Speicherstadt Quarter UNESCO Site
Speicherstadt (lit. warehouse city) is the world's largest complex of warehouses and spans an area of 260,000 sqm. It was built into the Elbe river between 1883 and the late 1920s, on thousands of oak poles, as a free economic zone in Hamburg's port. The beautiful neo-gothic brick architecture of Speicherstadt makes for an exciting contrast of the neighbouring HafenCity Hamburg's modern steel-and-glass constructions. Since 2015, Speicherstadt, along with Kontorhausviertel and Chilehaus, proudly bears the title of Germany’s 40th UNESCO World Heritage Site. According to the Committee, Speicherstadt — with its buildings and network of streets, canals and bridges — is an 'extraordinary example of representing one or more eras of human history'.
Speicherstadt throughout history
In 1871, the Free and Hanseatic City of Hamburg became a part of the German Empire, yet was able to maintain its own tax and customs regulations. This privilege remained in place until 1881, when a new customs union was installed. From this point on, only the freeport area along the Elbe river was exempt from import sales taxes and customs. The final annexation of Hamburg by the German Empire was scheduled for 1888, which meant the city had seven years to create new storage capacities inside the freeport area. Before the construction of the warehouses could begin in 1883, around 24,000 people had to be evicted and around 1,100 houses had to be torn down.
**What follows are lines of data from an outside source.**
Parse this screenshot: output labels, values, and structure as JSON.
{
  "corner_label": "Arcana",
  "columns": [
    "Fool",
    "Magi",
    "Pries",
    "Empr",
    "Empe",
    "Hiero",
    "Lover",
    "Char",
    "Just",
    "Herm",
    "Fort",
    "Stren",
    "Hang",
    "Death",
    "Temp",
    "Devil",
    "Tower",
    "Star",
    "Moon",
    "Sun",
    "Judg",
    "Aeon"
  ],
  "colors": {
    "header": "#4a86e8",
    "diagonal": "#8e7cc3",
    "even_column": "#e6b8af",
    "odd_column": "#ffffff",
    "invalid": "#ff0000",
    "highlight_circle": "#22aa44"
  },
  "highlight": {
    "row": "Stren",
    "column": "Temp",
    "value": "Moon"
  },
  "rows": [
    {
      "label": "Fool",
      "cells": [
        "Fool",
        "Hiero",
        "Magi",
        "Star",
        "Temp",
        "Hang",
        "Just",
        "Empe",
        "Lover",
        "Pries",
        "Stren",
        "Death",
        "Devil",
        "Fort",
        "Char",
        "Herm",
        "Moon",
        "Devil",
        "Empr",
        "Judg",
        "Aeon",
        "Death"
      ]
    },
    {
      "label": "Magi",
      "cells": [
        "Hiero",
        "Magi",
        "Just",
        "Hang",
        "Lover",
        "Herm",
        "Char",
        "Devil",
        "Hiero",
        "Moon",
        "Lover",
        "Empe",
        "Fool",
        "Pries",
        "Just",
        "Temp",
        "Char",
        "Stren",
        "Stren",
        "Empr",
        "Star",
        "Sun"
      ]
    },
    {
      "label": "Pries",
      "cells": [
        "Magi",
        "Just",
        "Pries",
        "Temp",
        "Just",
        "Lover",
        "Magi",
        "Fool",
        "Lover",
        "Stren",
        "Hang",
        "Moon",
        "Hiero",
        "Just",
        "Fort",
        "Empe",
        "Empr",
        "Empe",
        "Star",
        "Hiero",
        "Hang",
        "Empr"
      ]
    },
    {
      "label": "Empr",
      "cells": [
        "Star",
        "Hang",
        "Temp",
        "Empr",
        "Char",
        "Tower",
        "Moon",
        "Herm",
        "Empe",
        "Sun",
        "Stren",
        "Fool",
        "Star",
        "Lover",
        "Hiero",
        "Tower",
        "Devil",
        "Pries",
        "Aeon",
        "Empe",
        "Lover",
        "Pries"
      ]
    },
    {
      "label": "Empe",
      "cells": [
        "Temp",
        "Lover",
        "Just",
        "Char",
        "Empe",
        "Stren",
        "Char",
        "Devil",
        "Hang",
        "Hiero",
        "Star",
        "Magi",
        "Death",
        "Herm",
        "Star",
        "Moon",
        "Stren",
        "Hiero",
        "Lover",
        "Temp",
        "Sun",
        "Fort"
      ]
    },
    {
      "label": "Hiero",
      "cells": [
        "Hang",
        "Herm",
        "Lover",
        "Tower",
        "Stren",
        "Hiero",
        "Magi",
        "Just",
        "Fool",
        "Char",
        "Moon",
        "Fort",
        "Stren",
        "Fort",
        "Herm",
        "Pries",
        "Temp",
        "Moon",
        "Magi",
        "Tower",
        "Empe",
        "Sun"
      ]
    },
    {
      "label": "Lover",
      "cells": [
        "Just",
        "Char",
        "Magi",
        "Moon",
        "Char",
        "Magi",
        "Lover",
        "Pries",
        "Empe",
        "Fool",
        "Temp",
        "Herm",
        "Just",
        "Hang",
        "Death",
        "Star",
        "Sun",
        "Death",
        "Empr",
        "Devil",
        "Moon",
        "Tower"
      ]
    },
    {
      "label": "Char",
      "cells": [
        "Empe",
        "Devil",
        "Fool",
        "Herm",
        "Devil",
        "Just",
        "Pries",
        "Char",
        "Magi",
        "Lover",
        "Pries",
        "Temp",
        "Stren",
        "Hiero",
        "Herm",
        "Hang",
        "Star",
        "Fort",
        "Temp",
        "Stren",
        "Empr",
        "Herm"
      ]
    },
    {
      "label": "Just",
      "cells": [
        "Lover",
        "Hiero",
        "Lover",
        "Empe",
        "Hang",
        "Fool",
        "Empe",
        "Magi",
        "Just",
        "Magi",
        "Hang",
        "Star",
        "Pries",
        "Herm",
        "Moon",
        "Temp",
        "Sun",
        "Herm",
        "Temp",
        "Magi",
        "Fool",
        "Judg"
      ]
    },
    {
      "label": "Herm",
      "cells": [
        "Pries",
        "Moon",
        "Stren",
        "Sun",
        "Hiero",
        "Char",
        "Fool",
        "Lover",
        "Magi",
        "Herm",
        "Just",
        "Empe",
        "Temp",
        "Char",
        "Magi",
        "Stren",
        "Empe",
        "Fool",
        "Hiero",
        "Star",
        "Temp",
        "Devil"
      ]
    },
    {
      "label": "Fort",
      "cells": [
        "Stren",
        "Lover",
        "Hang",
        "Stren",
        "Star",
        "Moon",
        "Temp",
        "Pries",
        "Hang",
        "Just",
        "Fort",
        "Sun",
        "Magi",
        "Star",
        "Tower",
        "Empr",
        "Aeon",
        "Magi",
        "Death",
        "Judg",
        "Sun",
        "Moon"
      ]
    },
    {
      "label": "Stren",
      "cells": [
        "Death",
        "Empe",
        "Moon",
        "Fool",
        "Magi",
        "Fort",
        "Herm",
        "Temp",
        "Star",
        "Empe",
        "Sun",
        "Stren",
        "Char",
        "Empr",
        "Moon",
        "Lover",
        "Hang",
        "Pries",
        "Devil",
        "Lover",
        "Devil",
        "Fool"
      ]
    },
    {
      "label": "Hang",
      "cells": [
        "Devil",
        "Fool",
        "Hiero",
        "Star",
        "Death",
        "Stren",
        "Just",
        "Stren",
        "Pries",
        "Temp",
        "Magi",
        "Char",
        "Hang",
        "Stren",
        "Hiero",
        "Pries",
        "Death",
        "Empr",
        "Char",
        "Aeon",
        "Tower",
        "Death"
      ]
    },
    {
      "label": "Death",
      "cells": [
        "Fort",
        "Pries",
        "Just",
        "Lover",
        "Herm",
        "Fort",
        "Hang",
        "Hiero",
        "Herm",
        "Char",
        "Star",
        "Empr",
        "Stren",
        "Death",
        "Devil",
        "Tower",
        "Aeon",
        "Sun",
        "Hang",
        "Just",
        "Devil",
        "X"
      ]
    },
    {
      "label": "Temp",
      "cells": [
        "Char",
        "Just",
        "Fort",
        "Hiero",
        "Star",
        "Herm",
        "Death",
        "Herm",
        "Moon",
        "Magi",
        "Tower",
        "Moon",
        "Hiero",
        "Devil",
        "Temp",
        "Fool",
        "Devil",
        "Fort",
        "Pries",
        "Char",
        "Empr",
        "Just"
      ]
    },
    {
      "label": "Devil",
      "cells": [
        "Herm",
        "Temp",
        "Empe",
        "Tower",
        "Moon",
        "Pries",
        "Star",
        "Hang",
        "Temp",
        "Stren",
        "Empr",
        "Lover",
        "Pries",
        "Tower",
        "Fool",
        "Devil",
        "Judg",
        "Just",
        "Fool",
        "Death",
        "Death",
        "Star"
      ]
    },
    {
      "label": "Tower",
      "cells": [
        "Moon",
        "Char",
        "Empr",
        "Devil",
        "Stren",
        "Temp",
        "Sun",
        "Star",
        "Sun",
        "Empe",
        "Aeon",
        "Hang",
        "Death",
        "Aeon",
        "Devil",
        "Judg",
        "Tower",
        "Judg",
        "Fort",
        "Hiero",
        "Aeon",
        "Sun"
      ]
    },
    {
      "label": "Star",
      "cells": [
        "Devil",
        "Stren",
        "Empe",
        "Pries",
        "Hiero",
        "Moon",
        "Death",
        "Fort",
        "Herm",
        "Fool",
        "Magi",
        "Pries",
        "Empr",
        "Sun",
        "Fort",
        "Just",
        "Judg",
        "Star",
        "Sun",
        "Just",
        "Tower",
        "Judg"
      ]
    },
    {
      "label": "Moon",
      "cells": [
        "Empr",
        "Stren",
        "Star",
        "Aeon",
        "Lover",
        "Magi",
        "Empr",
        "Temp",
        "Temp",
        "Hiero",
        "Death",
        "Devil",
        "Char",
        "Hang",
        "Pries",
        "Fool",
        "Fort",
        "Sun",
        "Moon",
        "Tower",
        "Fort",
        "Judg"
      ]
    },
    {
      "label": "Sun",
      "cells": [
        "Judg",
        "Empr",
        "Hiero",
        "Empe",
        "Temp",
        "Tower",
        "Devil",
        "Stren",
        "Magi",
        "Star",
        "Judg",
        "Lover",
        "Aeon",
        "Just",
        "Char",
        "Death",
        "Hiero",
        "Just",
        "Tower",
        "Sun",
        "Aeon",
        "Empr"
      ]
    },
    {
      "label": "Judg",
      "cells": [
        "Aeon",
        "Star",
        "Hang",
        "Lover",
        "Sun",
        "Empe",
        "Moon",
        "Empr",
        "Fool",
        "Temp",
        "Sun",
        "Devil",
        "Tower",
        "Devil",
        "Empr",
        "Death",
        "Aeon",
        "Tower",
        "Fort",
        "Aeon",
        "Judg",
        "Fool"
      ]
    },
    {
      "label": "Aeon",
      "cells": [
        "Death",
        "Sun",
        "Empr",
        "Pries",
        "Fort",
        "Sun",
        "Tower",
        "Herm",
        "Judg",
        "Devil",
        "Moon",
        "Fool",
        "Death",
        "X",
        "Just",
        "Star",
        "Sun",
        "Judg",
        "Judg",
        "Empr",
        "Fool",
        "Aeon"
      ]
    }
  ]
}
On October 29th ,1888 Emperor William II. inaugurated Speicherstadt on so-called 'Emperor’s Day', even though only the first building phase had been completed. Interrupted by World War I, Speicherstadt was finished only in 1927. During World War II, Operation Gomorrha destroyed the western part of Speicherstadt. Reconstructions were finalized in 1967. On January 1st, 2013 an era came to a close: The free economic zone of Speicherstadt, which covered almost a fifth of Hamburg’s entire port area, was dissolved.
Sightseeing in Speicherstadt
Today, Speicherstadt hosts a broad array of leisure activities, like Miniatur Wunderland, an enormous miniature railway system which is immensely popular with all age groups. Hamburg Dungeon offers a scary trip through Hamburg’s history. Deutsches Zollmuseum tells the story of customs and smuggling and Internationales Maritimes Museum Hamburg offers thousands of model ships and maps. Automuseum Prototyp boasts rare prototypes from 70 years of automobile history and Kaffeerösterei is all about coffee. In this former coffee warehouse you can even take part in a coffee tasting with freshly-brewed beans from all over the world.
Also outside the old warehouses there is plenty to see: In the long canals between the former storage buildings, smaller ships make their way through the area and at Traditionsschiffhafen (lit. traditional ship harbour) at the Sandtor quay you can see up to 20 different historical ships.
At its opening in 1866, Sandtor quay was the first modern dock in the city, where ships could be loaded and unloaded directly from the pier.
One of the most popular photo scenes in Speicherstadt is Wasserschloss (lit. water castle) at the end of Holländischer Brook, which was constructed between 1905 and 1907. Back then it was the only part in the warehouse district that could be used as residential property. This rule was designed to prevent contraband trade in the port area. Additionally, Speicherstadt was not adequately protected from flooding. Today it is used gastronomically and for tea trade.
Due to its picturesque looks and central location Café Fleetschlösschen, a former customs booth on Brooktorkai, has also become a favourite among photographers. Also among the more well-known buildings in Speicherstadt is the river police station on Kehrwiederspitze. It was constructed in 1902 and now serves as the filming spot for national tv station ZDF’s show 'Notruf Hafenkante'.
Last but not least there is the eye-catching 'Speicherstadtrathaus' (lit. 'warehouse district town hall'), the headquarters of HHLA transport and logistics. The beautiful office building was designedby Johannes Grotjan and Hanßen&Meerwein, who have also contributed strongly to the construction of Hamburg City Hall.